America’s veterans deservedly take the spotlight every year on November 11 as we recognize their commitment to our country, but according to Fisher & Phillips, a national management-side labor and employment law firm, private employers need to remember re-employment obligations to veterans who proudly protect and serve us all year.
The Uniformed Services Employment and Reemployment Rights Act (USERRA), enacted in 1994, established rights and responsibilities for uniformed service members and their civilian employers. It offers protections to veterans to help ease the process of returning to civilian life once their military service is complete. The act requires employers to reemploy veterans, grant leave to reservists for military training, and ensure no one who was or is in the armed forces is discriminated against based on their military service.
“USERRA allows employees of private employers to serve their country knowing they will have jobs to come home to,” said Teresa Valderrama, partner in the Houston office of Fisher & Phillips. “In my experience, employers want to help returning veterans, but they are often surprised about the requirements of the statute and can be frustrated over the disruption of reinstating an employee who has been away for years. Sometimes an employer may actually need to promote a returning employee if the employee can show that she would have received a promotion while she was on military leave.”
USERRA requires civilian employers to:
- Reemploy veterans who left for training or to serve in the armed forces once they have completed their service, (even if they have been gone as long as five years);
- Allow reservists to leave for military trainings and examinations;
- Provide health benefits to servicemen when they are fulfilling military duties; and
- Ensure that new employees, current employees, and employees currently on leave do not face discrimination based on military service.
Common Questions from Civilian Employers
Q: Are employers required to reinstate former employees who have been away fulfilling military service?
A: Yes. If employees leave a company for military service, employers are required to reemploy them for five years following their departures.

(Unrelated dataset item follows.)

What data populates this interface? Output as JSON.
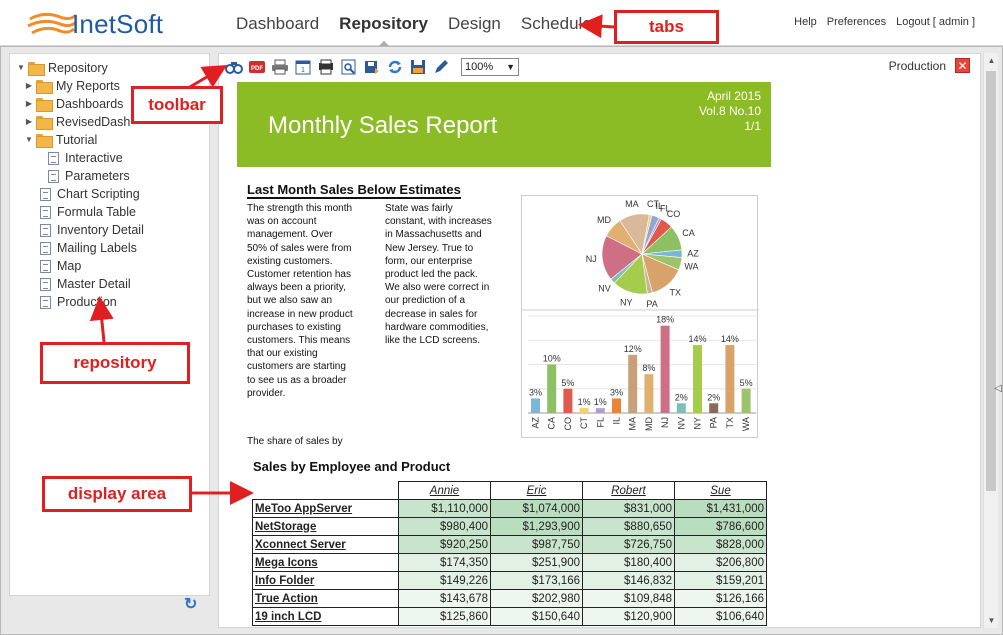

This applies to those who have completed their service or who are honorably dismissed. Employers should treat the departures as furloughs. As such, employers are required to allow employees to keep health coverage provided by the employer while they are away (though the employee is still required to pay up to 102% of his share of the premium during extended leaves).
Q: Are employers required to reinstate returning veterans to the same positions they held prior to departing?
A: Typically, yes. Employers must reinstate returning veterans to the positions they would have held if they had not left, which may require employers to give the returning veterans promotions, salary increases, or additional training immediately upon return. This is known as the ”escalator principle.” In addition to reinstating the employee to the position he would have had if he never left, employers are required to immediately offer the employee and his dependents benefits available to employees in the position (i.e., no “waiting period”).
Q: How much time do returning employees have to complete applications for reemployment?
A: For leaves of greater than 30 days but less than 6 months, returning employees must submit an application for reinstatement within 14 days after completing their period of uniformed service, or if this is not possible through no fault of the employee, no later than one calendar day after notice becomes possible. For longer leaves, the returning employee has up to 90 days.
Q: Are employers required to allow reservists to leave for all training requested, even if some may interfere with important deadlines?
A: In short, yes. According to the Employer Support of the Guard and Reserve, a Department of Defense office, employees are only required to give reasonable notice. Employers cannot veto the timing, frequency or duration of the leave. Employers may contact the employees’ Commanding Officers in an effort to resolve conflicts. The Commanding Officers will try to accommodate reasonable requests to reschedule military training, unless doing so would detract from unit readiness and mission accomplishment.
“It is important that employers understand the law to make sure that any battles take place out in the field and not in the courtroom,” said Valderrama. “For employers, it is a delicate balance between fulfilling their commitment to the brave men and women who serve and managing the demands of their business.”